The current system unfairly demonizes thousands of urban district teachers who are working their hearts out to help the neediest kids and whose results are just as good as, if not better than, suburban schools when you adjust for where their students started. The so-called growth scores published by the state would appear to reflect these adjustments, but they don’t because the starting point is third grade and not kindergarten. The current system assumes that what happens between kindergarten and third grade doesn’t matter when in fact the opposite is true. When schools succeed, the improvement starts in kindergarten and then moves like a wave through succeeding grades.

Of course, good schools need testing to help teachers and the principal know which kids are falling behind and which interventions are working. A well-run district will have quick, formative assessments administered regularly during the year. The much shorter state assessment I’d like to see should be used to narrow the state’s attention to the relatively few districts where it needs to intervene. There’s little evidence that standardized tests have improved pedagogy, and plenty of evidence that they’ve reduced substantially the time available for instruction.

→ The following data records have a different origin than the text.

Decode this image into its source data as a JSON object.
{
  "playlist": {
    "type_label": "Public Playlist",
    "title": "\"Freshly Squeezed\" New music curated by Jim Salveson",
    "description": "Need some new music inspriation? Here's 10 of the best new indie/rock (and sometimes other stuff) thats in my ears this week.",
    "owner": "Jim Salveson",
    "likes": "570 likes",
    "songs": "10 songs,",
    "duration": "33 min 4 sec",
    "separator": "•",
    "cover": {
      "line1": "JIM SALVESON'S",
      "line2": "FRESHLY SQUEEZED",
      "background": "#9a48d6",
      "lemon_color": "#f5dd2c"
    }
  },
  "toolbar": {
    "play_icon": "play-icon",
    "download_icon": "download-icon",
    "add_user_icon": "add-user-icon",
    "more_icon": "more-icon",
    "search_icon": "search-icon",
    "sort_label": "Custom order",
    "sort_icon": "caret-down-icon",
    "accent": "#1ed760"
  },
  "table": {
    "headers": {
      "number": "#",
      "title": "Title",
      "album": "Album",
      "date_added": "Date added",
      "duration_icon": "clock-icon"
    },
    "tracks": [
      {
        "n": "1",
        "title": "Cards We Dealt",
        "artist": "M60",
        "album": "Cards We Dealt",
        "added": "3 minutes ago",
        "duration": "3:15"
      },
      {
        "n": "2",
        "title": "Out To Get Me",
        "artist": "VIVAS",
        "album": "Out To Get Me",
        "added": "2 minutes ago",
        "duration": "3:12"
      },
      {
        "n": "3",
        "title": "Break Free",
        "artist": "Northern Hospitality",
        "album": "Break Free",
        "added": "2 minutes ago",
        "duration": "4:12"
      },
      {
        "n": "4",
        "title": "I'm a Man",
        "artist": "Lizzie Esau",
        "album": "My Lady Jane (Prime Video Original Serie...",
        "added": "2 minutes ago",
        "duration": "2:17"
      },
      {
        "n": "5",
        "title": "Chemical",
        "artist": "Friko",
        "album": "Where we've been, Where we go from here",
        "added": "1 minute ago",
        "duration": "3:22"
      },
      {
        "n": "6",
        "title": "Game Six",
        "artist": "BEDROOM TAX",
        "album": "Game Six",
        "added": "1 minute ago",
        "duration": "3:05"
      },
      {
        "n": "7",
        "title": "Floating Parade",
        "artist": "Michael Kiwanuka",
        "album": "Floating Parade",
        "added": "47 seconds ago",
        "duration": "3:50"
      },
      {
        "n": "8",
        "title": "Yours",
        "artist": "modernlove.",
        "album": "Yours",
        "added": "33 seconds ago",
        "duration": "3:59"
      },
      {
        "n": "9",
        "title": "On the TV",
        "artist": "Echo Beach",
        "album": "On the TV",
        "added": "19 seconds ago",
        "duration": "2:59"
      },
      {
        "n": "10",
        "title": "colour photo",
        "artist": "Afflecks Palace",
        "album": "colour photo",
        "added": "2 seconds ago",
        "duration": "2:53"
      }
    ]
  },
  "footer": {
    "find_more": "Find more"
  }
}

Many people who, like me, think we do too much testing link this to Common Core, which they oppose. But Common Core is a very good set of standards for what students should be learning; it is not the same as the tests. In English language arts, the emphasis is on having students read text for meaning, ask critical questions, look for evidence, pick out main ideas, and use material to articulate their own ideas. Having this new, well-thought-out, national standard has gotten teachers’ attention in a positive way. Having Massachusetts on the same page as other states means we now have access to curriculum materials designed specifically for the standards we’re teaching to.

I applaud the state for its support of Common Core; I doubt that people who’ve actually visited a Common Core classroom object to the teaching they saw there.

For me, the charter schools debate misses the most important question. The state currently has 4.2 percent of students in charters and that number would rise to 14 percent in a decade if the referendum passes. What matters more is what we do for the 86 percent of our students who will remain in regular district schools. But the charter debate sucks up all of the legislative and journalistic energy available to discuss school change, so no serious attention is given to investing in teachers and principals—even though there is strong evidence that doing so pays.

Massachusetts officials currently mandate that all districts use the same state-designed teacher evaluation system. While well-intentioned, the system has become time-consuming and bureaucratic. In a school where all students take regular formative assessments, where the principal meets regularly with teachers to discuss individual student data, and where the principal visits classrooms on a daily basis, the principal already knows which one or two teachers should be considered for dismissal, and which other teachers have plenty of potential but need a bit of help. Principals in schools like this tell me that the paperwork in the state system takes away from the time they have available to work with their teachers.

Meet the Author
For the great majority of districts, the one-size-fits all, paper-heavy state mandates and the overuse of testing are unlikely to improve the quality of instruction. This does not mean that what districts are now doing is good enough—far from it. If we want to use state policy as an engine for school improvement, we need a smarter strategy. We need a strategy designed to bring out the best in teachers and principals. Such a system would build on an understanding of the critical importance of strong educational leadership by superintendents and principals and would work to strengthen and inspire that leadership by carefully designed financial incentives and waivers from state mandates.

Edward Moscovitch is the executive director and cofounder of the Bay State Reading Institute. As a consultant to the Business Alliance for Education, he formerly helped draft and pass the 1993 Education Reform Law.